|Leaning crosses, straight towers|
Important Site for Centuries.
Nowadays a peaceful multi-acre ruin on the banks of the Shannon, Clonmacnoise was once an important religious site at the crossroads of one of early Ireland's main “roads”, the Eiscir Riada route from east to west. The Eiscir Riada were used both as routes and borders at the time. The monastic site is off the main road nowadays but hundreds of thousands visit annually.
Ruins now abound on the picturesque spot. Look closer though and you’ll see that conservation work is also proceeding and some of its most famous Celtic crosses are preserved within the interpretative centre. Perhaps in the 5th century you may have been asked to pay a toll, so today you will need to pay a modest fee to enter both the centre and the site.

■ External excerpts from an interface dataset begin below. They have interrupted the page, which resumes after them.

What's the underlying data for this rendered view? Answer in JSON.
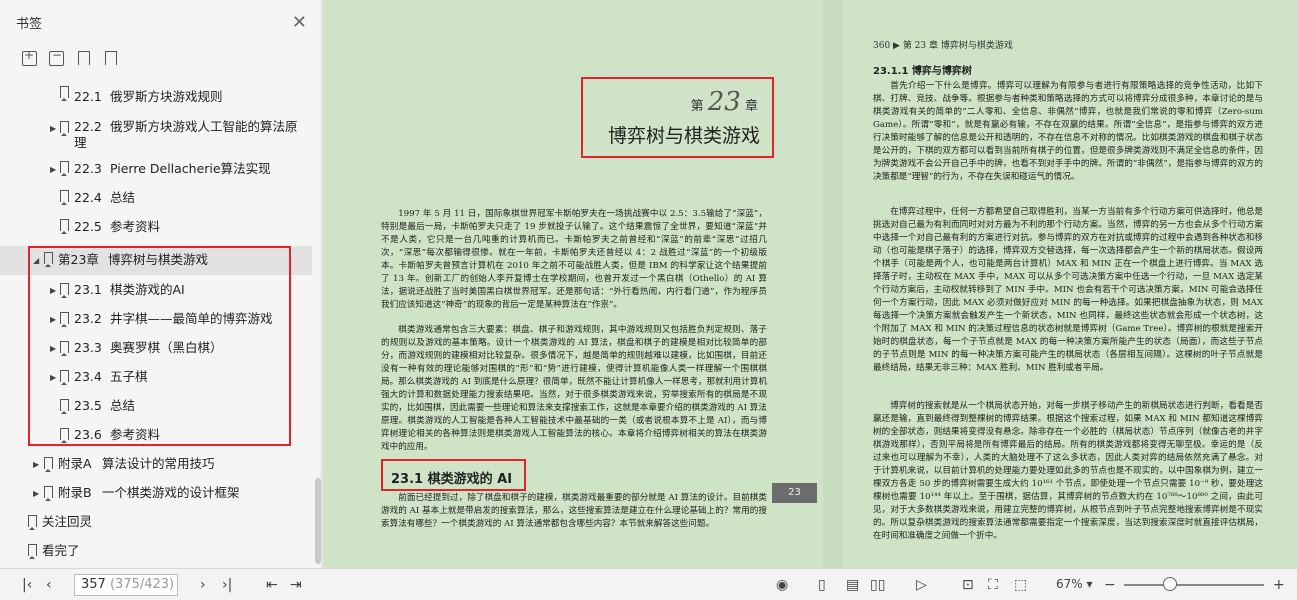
{
  "sidebar": {
    "title": "书签",
    "toc": [
      {
        "num": "22.1",
        "label": "俄罗斯方块游戏规则",
        "expand": false
      },
      {
        "num": "22.2",
        "label": "俄罗斯方块游戏人工智能的算法原",
        "label2": "理",
        "expand": true
      },
      {
        "num": "22.3",
        "label": "Pierre Dellacherie算法实现",
        "expand": true
      },
      {
        "num": "22.4",
        "label": "总结",
        "expand": false
      },
      {
        "num": "22.5",
        "label": "参考资料",
        "expand": false
      },
      {
        "num": "第23章",
        "label": "博弈树与棋类游戏",
        "expand": "open"
      },
      {
        "num": "23.1",
        "label": "棋类游戏的AI",
        "expand": true
      },
      {
        "num": "23.2",
        "label": "井字棋——最简单的博弈游戏",
        "expand": true
      },
      {
        "num": "23.3",
        "label": "奥赛罗棋（黑白棋）",
        "expand": true
      },
      {
        "num": "23.4",
        "label": "五子棋",
        "expand": true
      },
      {
        "num": "23.5",
        "label": "总结",
        "expand": false
      },
      {
        "num": "23.6",
        "label": "参考资料",
        "expand": false
      },
      {
        "num": "附录A",
        "label": "算法设计的常用技巧",
        "expand": true
      },
      {
        "num": "附录B",
        "label": "一个棋类游戏的设计框架",
        "expand": true
      },
      {
        "num": "",
        "label": "关注回灵",
        "expand": false
      },
      {
        "num": "",
        "label": "看完了",
        "expand": false
      }
    ]
  },
  "document": {
    "chapter_prefix": "第",
    "chapter_number": "23",
    "chapter_suffix": "章",
    "chapter_title": "博弈树与棋类游戏",
    "intro_para1": "1997 年 5 月 11 日，国际象棋世界冠军卡斯帕罗夫在一场挑战赛中以 2.5：3.5输给了“深蓝”，特别是最后一局，卡斯帕罗夫只走了 19 步就投子认输了。这个结果震惊了全世界，要知道“深蓝”并不是人类，它只是一台几吨重的计算机而已。卡斯帕罗夫之前曾经和“深蓝”的前辈“深思”过招几次，“深思”每次都输得很惨。就在一年前，卡斯帕罗夫还曾经以 4：2 战胜过“深蓝”的一个初级版本。卡斯帕罗夫曾预言计算机在 2010 年之前不可能战胜人类，但是 IBM 的科学家让这个结果提前了 13 年。创新工厂的创始人李开复博士在学校期间，也曾开发过一个黑白棋（Othello）的 AI 算法，据说还战胜了当时美国黑白棋世界冠军。还是那句话：“外行看热闹，内行看门道”，作为程序员我们应该知道这“神奇”的现象的背后一定是某种算法在“作祟”。",
    "intro_para2": "棋类游戏通常包含三大要素：棋盘、棋子和游戏规则，其中游戏规则又包括胜负判定规则、落子的规则以及游戏的基本策略。设计一个棋类游戏的 AI 算法，棋盘和棋子的建模是相对比较简单的部分，而游戏规则的建模相对比较复杂。很多情况下，越是简单的规则越难以建模，比如围棋，目前还没有一种有效的理论能够对围棋的“形”和“势”进行建模，使得计算机能像人类一样理解一个围棋棋局。那么棋类游戏的 AI 到底是什么原理？很简单，既然不能让计算机像人一样思考，那就利用计算机强大的计算和数据处理能力搜索结果吧。当然，对于很多棋类游戏来说，穷举搜索所有的棋局是不现实的，比如围棋，因此需要一些理论和算法来支撑搜索工作，这就是本章要介绍的棋类游戏的 AI 算法原理。棋类游戏的人工智能是各种人工智能技术中最基础的一类（或者说根本算不上是 AI），而与博弈树理论相关的各种算法则是棋类游戏人工智能算法的核心。本章将介绍博弈树相关的算法在棋类游戏中的应用。",
    "section_title": "23.1   棋类游戏的 AI",
    "section_para": "前面已经提到过，除了棋盘和棋子的建模，棋类游戏最重要的部分就是 AI 算法的设计。目前棋类游戏的 AI 基本上就是带启发的搜索算法，那么，这些搜索算法是建立在什么理论基础上的？常用的搜索算法有哪些？一个棋类游戏的 AI 算法通常都包含哪些内容？本节就来解答这些问题。",
    "left_page_tab": "23",
    "right_header": "360  ▶ 第 23 章   博弈树与棋类游戏",
    "right_section": "23.1.1   博弈与博弈树",
    "right_para1": "首先介绍一下什么是博弈。博弈可以理解为有限参与者进行有限策略选择的竞争性活动，比如下棋、打牌、竞技、战争等。根据参与者种类和策略选择的方式可以将博弈分成很多种，本章讨论的是与棋类游戏有关的简单的“二人零和、全信息、非偶然”博弈，也就是我们常说的零和博弈（Zero-sum Game）。所谓“零和”，就是有赢必有输，不存在双赢的结果。所谓“全信息”，是指参与博弈的双方进行决策时能够了解的信息是公开和透明的，不存在信息不对称的情况。比如棋类游戏的棋盘和棋子状态是公开的，下棋的双方都可以看到当前所有棋子的位置，但是很多牌类游戏则不满足全信息的条件，因为牌类游戏不会公开自己手中的牌，也看不到对手手中的牌。所谓的“非偶然”，是指参与博弈的双方的决策都是“理智”的行为，不存在失误和碰运气的情况。",
    "right_para2": "在博弈过程中，任何一方都希望自己取得胜利，当某一方当前有多个行动方案可供选择时，他总是挑选对自己最为有利而同时对对方最为不利的那个行动方案。当然，博弈的另一方也会从多个行动方案中选择一个对自己最有利的方案进行对抗。参与博弈的双方在对抗或博弈的过程中会遇到各种状态和移动（也可能是棋子落子）的选择，博弈双方交替选择，每一次选择都会产生一个新的棋局状态。假设两个棋手（可能是两个人，也可能是两台计算机）MAX 和 MIN 正在一个棋盘上进行博弈。当 MAX 选择落子时，主动权在 MAX 手中，MAX 可以从多个可选决策方案中任选一个行动，一旦 MAX 选定某个行动方案后，主动权就转移到了 MIN 手中。MIN 也会有若干个可选决策方案，MIN 可能会选择任何一个方案行动，因此 MAX 必须对做好应对 MIN 的每一种选择。如果把棋盘抽象为状态，则 MAX 每选择一个决策方案就会触发产生一个新状态，MIN 也同样，最终这些状态就会形成一个状态树，这个附加了 MAX 和 MIN 的决策过程信息的状态树就是博弈树（Game Tree）。博弈树的根就是搜索开始时的棋盘状态，每一个子节点就是 MAX 的每一种决策方案所能产生的状态（局面），而这些子节点的子节点则是 MIN 的每一种决策方案可能产生的棋局状态（各层相互间隔）。这棵树的叶子节点就是最终结局，结果无非三种：MAX 胜利、MIN 胜利或者平局。",
    "right_para3": "博弈树的搜索就是从一个棋局状态开始，对每一步棋子移动产生的新棋局状态进行判断，看看是否赢还是输，直到最终得到整棵树的博弈结果。根据这个搜索过程，如果 MAX 和 MIN 都知道这棵博弈树的全部状态，则结果将变得没有悬念。除非存在一个必胜的（棋局状态）节点序列（就像古老的井字棋游戏那样），否则平局将是所有博弈最后的结局。所有的棋类游戏都将变得无聊至极。幸运的是（反过来也可以理解为不幸），人类的大脑处理不了这么多状态，因此人类对弈的结局依然充满了悬念。对于计算机来说，以目前计算机的处理能力要处理如此多的节点也是不现实的，以中国象棋为例，建立一棵双方各走 50 步的博弈树需要生成大约 10¹⁶¹ 个节点，即使处理一个节点只需要 10⁻⁹ 秒，要处理这棵树也需要 10¹⁴⁴ 年以上。至于围棋，据估算，其博弈树的节点数大约在 10⁷⁶⁸～10⁸⁰⁰ 之间，由此可见，对于大多数棋类游戏来说，用建立完整的博弈树，从根节点到叶子节点完整地搜索博弈树是不现实的。所以复杂棋类游戏的搜索算法通常都需要指定一个搜索深度，当达到搜索深度时就直接评估棋局，在时间和准确度之间做一个折中。"
  },
  "toolbar": {
    "page_current": "357",
    "page_total": " (375/423)",
    "zoom": "67%"
  }
}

Clonmacnoise, an early Christian site, was founded by St. Ciarán in the mid-6th century. He died shortly afterwards but, despite many attacks (by Irish, Vikings and Normans), Clonmacnoise went on to become one of the most important sites for centuries afterwards, a major centre of religion, learning, craftsmanship, and trade.
|Temple Finghín & McCarthy's Tower|
|High crosses in visitor centre|
I have long wanted to visit and got my chance last weekend as I headed up from Cork to Roscommon and made the short detour from Birr. The remains of the buildings (churches and round towers) and the hundreds of grave stones (some of them quite recent) are not that visually remarkable at all. But the site and the story is. People still visit for spiritual reasons and a group were singing in the sheltered spot where the pope visited in 1979.
The interpretive centre is very useful and you should start with the video, though you may have to wait awhile for one in your chosen language. The building also houses many artefacts from the site, most importantly a few of the original Celtic crosses and very impressive they are.
There is parking for cars and buses, also a coffee shop in the centre and Clonmacnoise is easily reached from towns such as Athlone or Ballinasloe.
|At prayer in Clonmacnoise May 1st 2015.|
This 1979 structure is the Pope's Shelter.
|Grave slab in centre|